New Challenges Emerge for Student Well-being Despite Increased Safety in Public Schools

Public schools have had different views on students’ use of cell phones for as long as these devices have existed. However, recent nationally representative federal data on school safety and security measures collected in 2022 and released on Wednesday indicate that schools serving younger students generally agree that nonacademic use of cell phones should be prohibited.

The data shows that 76% of participating public schools (including 82% of charter schools) reported having prohibited such usage. The rates varied by age level, with 87% of elementary schools and only 43% of high schools having implemented such prohibitions. These numbers mark an increase since roughly a decade ago when less than two-thirds of schools reported banning cell phones. Many schools lifted their previous bans in response to concerns over equity implications. It is important to note that some students rely on their phones to address family issues, cope with mental health challenges, and access the internet.

However, the data released on Wednesday suggests that these bans are seen as necessary not only to minimize classroom distractions but also to address safety concerns.

The school safety report also highlights other key findings, including reductions in nonviolent campus crimes and the use or distribution of illegal substances, but it also reveals high rates of cyberbullying and limited access to mental health services.

Cyberbullying is prevalent despite a decline in campus crime

While the report shows a decrease in criminal activity on public school campuses, especially in nonviolent crimes, cyberbullying remains a significant issue. This is particularly true in middle schools, where 37% reported that students experienced cyberbullying at or away from school at least once a week. Additionally, 25% of high schools and 6% of elementary schools reported students being cyberbullied weekly. Bullying has always been a concern in public schools, particularly in middle schools given the physical and emotional changes experienced by pre-teen students.

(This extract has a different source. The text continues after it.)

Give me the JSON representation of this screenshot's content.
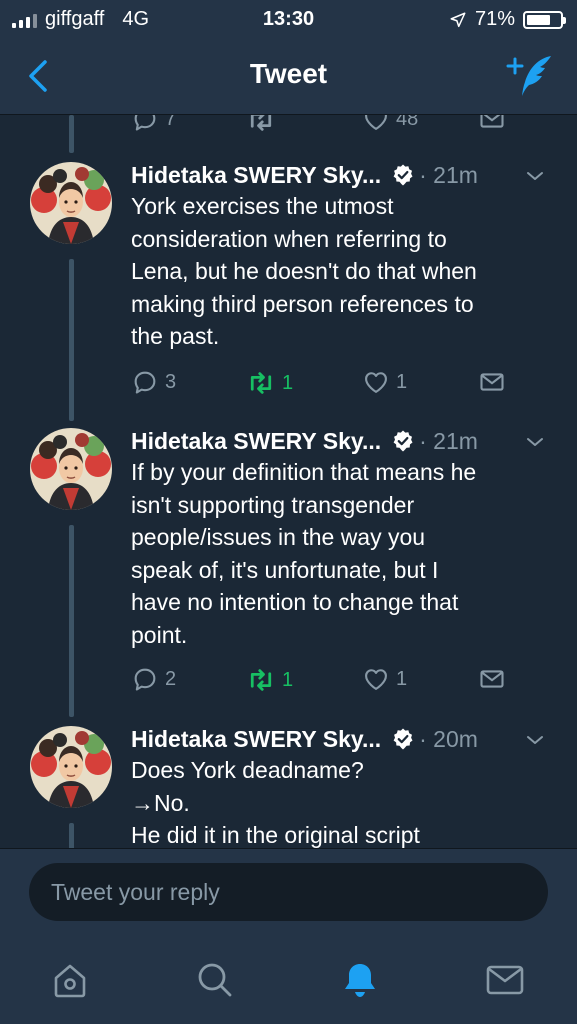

Surprisingly, federal data indicates that cyberbullying has become slightly more common than traditional bullying. In a separate poll conducted by the Pew Research Center in 2022, almost half of U.S. teens reported experiencing at least one form of cyberbullying.

Schools don’t favor cell phone use: Is banning them the solution?

Inadequate access to professionals for mental health services

The federal data released on Wednesday brings some good news: schools are progressively adopting preventative measures to address safety concerns. Sixty-five percent of schools now have threat assessment teams, and 90% have increased social-emotional support for students since the onset of the COVID-19 pandemic. More than half (58%) of schools also use restorative practices instead of punitive ones for disciplinary actions. Restorative justice involves mediation and deliberate efforts to heal the harm caused to the victim, often with the guidance of a professional.

However, a major challenge is the scarcity of professionals with the necessary skill sets. Despite widespread efforts to enhance mental health support in schools, the survey found a decrease in these services. Insufficient funding was one of the main reasons, but schools also struggled with limited access to trained staff.

School shootings: Rates reach all-time high for the second year in a row

Other articles

Post Image
Education
House education committee passes resolution to eliminate Title IX final rule

Key Highlights: A resolution aiming to negate the recent final Title IX rule by …

Read More
Post Image
Education
FOX Weather offers MSU’s Morris internship, mentoring with national weather broadcaster

Sadie Morris (Submitted photo) Greenwood, Indiana native Sadie Morris, majoring …

Read More
Post Image
Education
Testing Devices for Lead Used on Thousands of Children Found to Be Faulty

A firm specializing in lead poisoning testing has reached an agreement to settle …

Read More